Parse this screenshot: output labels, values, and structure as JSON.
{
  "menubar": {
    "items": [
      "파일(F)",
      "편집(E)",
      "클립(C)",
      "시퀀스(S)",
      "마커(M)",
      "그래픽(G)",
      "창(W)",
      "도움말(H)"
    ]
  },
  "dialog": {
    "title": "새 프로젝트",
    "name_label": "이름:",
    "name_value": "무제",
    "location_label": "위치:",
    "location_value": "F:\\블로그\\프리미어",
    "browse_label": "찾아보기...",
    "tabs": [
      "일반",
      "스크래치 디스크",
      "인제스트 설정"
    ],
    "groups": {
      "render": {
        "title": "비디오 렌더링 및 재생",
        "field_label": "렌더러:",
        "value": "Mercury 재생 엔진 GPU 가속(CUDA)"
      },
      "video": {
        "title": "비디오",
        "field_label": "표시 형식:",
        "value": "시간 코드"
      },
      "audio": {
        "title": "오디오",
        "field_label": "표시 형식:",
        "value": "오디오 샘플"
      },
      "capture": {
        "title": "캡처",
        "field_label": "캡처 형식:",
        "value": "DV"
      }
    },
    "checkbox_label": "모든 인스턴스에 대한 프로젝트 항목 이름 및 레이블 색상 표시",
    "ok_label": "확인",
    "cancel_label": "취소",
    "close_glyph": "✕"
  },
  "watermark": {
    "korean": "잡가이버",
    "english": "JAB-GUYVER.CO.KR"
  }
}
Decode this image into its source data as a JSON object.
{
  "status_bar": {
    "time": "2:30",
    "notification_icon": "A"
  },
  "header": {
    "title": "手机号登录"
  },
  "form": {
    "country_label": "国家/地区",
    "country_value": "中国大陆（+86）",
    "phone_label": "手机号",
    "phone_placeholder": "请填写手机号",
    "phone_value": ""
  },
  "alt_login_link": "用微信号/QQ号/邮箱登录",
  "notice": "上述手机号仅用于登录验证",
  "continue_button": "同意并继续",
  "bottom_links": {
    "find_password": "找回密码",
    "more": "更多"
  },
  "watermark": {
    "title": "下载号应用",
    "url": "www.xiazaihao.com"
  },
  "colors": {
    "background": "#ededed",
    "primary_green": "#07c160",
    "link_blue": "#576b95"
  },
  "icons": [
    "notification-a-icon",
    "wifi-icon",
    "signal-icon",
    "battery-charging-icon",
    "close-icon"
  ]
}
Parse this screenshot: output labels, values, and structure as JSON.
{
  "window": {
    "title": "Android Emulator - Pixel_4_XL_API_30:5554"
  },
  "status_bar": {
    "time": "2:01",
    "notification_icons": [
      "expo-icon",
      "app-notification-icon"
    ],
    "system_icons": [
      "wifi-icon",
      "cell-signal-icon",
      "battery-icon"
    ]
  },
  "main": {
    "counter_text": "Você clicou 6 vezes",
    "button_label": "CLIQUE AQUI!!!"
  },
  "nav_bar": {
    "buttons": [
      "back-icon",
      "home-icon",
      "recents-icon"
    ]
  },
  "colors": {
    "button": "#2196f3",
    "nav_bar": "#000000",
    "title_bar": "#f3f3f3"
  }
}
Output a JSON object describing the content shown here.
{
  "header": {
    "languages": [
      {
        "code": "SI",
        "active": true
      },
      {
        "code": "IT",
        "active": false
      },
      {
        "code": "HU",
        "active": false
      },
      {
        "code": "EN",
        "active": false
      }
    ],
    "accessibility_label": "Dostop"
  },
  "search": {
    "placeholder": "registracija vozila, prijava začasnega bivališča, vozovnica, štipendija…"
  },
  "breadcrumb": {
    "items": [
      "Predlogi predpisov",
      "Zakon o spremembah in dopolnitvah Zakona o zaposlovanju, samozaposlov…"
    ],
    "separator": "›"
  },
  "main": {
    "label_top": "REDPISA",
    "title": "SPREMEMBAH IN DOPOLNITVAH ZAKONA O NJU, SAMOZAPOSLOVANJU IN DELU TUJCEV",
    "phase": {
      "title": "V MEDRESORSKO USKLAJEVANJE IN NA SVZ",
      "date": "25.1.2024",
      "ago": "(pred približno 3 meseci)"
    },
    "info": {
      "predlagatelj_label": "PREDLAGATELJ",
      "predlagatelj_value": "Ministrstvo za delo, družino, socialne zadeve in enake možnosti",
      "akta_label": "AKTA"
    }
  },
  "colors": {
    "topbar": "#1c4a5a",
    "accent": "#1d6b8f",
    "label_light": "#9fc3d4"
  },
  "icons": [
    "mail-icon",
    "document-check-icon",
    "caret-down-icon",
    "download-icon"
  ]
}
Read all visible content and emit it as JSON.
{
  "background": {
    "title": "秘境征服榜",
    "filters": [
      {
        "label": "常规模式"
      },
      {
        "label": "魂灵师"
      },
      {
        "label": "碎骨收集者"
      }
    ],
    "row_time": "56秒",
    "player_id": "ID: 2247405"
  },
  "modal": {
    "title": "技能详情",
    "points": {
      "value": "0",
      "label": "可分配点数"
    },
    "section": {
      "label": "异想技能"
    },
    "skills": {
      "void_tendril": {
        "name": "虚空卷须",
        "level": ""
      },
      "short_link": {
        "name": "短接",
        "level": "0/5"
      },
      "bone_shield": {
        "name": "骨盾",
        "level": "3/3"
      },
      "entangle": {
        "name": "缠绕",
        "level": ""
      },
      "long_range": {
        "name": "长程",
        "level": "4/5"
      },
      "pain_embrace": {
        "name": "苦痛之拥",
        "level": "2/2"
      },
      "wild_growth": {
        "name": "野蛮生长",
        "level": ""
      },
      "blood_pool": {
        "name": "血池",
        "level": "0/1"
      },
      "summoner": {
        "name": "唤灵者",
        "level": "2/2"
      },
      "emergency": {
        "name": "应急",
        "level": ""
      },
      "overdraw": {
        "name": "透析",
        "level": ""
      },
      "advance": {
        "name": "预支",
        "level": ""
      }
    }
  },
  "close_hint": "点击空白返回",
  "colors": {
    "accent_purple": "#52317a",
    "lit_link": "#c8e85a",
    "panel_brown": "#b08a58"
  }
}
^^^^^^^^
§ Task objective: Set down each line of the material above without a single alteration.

§ Exercise response:
Parse this screenshot: output labels, values, and structure as JSON.
{
  "menubar": {
    "items": [
      "파일(F)",
      "편집(E)",
      "클립(C)",
      "시퀀스(S)",
      "마커(M)",
      "그래픽(G)",
      "창(W)",
      "도움말(H)"
    ]
  },
  "dialog": {
    "title": "새 프로젝트",
    "name_label": "이름:",
    "name_value": "무제",
    "location_label": "위치:",
    "location_value": "F:\\블로그\\프리미어",
    "browse_label": "찾아보기...",
    "tabs": [
      "일반",
      "스크래치 디스크",
      "인제스트 설정"
    ],
    "groups": {
      "render": {
        "title": "비디오 렌더링 및 재생",
        "field_label": "렌더러:",
        "value": "Mercury 재생 엔진 GPU 가속(CUDA)"
      },
      "video": {
        "title": "비디오",
        "field_label": "표시 형식:",
        "value": "시간 코드"
      },
      "audio": {
        "title": "오디오",
        "field_label": "표시 형식:",
        "value": "오디오 샘플"
      },
      "capture": {
        "title": "캡처",
        "field_label": "캡처 형식:",
        "value": "DV"
      }
    },
    "checkbox_label": "모든 인스턴스에 대한 프로젝트 항목 이름 및 레이블 색상 표시",
    "ok_label": "확인",
    "cancel_label": "취소",
    "close_glyph": "✕"
  },
  "watermark": {
    "korean": "잡가이버",
    "english": "JAB-GUYVER.CO.KR"
  }
}
Decode this image into its source data as a JSON object.
{
  "status_bar": {
    "time": "2:30",
    "notification_icon": "A"
  },
  "header": {
    "title": "手机号登录"
  },
  "form": {
    "country_label": "国家/地区",
    "country_value": "中国大陆（+86）",
    "phone_label": "手机号",
    "phone_placeholder": "请填写手机号",
    "phone_value": ""
  },
  "alt_login_link": "用微信号/QQ号/邮箱登录",
  "notice": "上述手机号仅用于登录验证",
  "continue_button": "同意并继续",
  "bottom_links": {
    "find_password": "找回密码",
    "more": "更多"
  },
  "watermark": {
    "title": "下载号应用",
    "url": "www.xiazaihao.com"
  },
  "colors": {
    "background": "#ededed",
    "primary_green": "#07c160",
    "link_blue": "#576b95"
  },
  "icons": [
    "notification-a-icon",
    "wifi-icon",
    "signal-icon",
    "battery-charging-icon",
    "close-icon"
  ]
}
Parse this screenshot: output labels, values, and structure as JSON.
{
  "window": {
    "title": "Android Emulator - Pixel_4_XL_API_30:5554"
  },
  "status_bar": {
    "time": "2:01",
    "notification_icons": [
      "expo-icon",
      "app-notification-icon"
    ],
    "system_icons": [
      "wifi-icon",
      "cell-signal-icon",
      "battery-icon"
    ]
  },
  "main": {
    "counter_text": "Você clicou 6 vezes",
    "button_label": "CLIQUE AQUI!!!"
  },
  "nav_bar": {
    "buttons": [
      "back-icon",
      "home-icon",
      "recents-icon"
    ]
  },
  "colors": {
    "button": "#2196f3",
    "nav_bar": "#000000",
    "title_bar": "#f3f3f3"
  }
}
Output a JSON object describing the content shown here.
{
  "header": {
    "languages": [
      {
        "code": "SI",
        "active": true
      },
      {
        "code": "IT",
        "active": false
      },
      {
        "code": "HU",
        "active": false
      },
      {
        "code": "EN",
        "active": false
      }
    ],
    "accessibility_label": "Dostop"
  },
  "search": {
    "placeholder": "registracija vozila, prijava začasnega bivališča, vozovnica, štipendija…"
  },
  "breadcrumb": {
    "items": [
      "Predlogi predpisov",
      "Zakon o spremembah in dopolnitvah Zakona o zaposlovanju, samozaposlov…"
    ],
    "separator": "›"
  },
  "main": {
    "label_top": "REDPISA",
    "title": "SPREMEMBAH IN DOPOLNITVAH ZAKONA O NJU, SAMOZAPOSLOVANJU IN DELU TUJCEV",
    "phase": {
      "title": "V MEDRESORSKO USKLAJEVANJE IN NA SVZ",
      "date": "25.1.2024",
      "ago": "(pred približno 3 meseci)"
    },
    "info": {
      "predlagatelj_label": "PREDLAGATELJ",
      "predlagatelj_value": "Ministrstvo za delo, družino, socialne zadeve in enake možnosti",
      "akta_label": "AKTA"
    }
  },
  "colors": {
    "topbar": "#1c4a5a",
    "accent": "#1d6b8f",
    "label_light": "#9fc3d4"
  },
  "icons": [
    "mail-icon",
    "document-check-icon",
    "caret-down-icon",
    "download-icon"
  ]
}
Read all visible content and emit it as JSON.
{
  "background": {
    "title": "秘境征服榜",
    "filters": [
      {
        "label": "常规模式"
      },
      {
        "label": "魂灵师"
      },
      {
        "label": "碎骨收集者"
      }
    ],
    "row_time": "56秒",
    "player_id": "ID: 2247405"
  },
  "modal": {
    "title": "技能详情",
    "points": {
      "value": "0",
      "label": "可分配点数"
    },
    "section": {
      "label": "异想技能"
    },
    "skills": {
      "void_tendril": {
        "name": "虚空卷须",
        "level": ""
      },
      "short_link": {
        "name": "短接",
        "level": "0/5"
      },
      "bone_shield": {
        "name": "骨盾",
        "level": "3/3"
      },
      "entangle": {
        "name": "缠绕",
        "level": ""
      },
      "long_range": {
        "name": "长程",
        "level": "4/5"
      },
      "pain_embrace": {
        "name": "苦痛之拥",
        "level": "2/2"
      },
      "wild_growth": {
        "name": "野蛮生长",
        "level": ""
      },
      "blood_pool": {
        "name": "血池",
        "level": "0/1"
      },
      "summoner": {
        "name": "唤灵者",
        "level": "2/2"
      },
      "emergency": {
        "name": "应急",
        "level": ""
      },
      "overdraw": {
        "name": "透析",
        "level": ""
      },
      "advance": {
        "name": "预支",
        "level": ""
      }
    }
  },
  "close_hint": "点击空白返回",
  "colors": {
    "accent_purple": "#52317a",
    "lit_link": "#c8e85a",
    "panel_brown": "#b08a58"
  }
}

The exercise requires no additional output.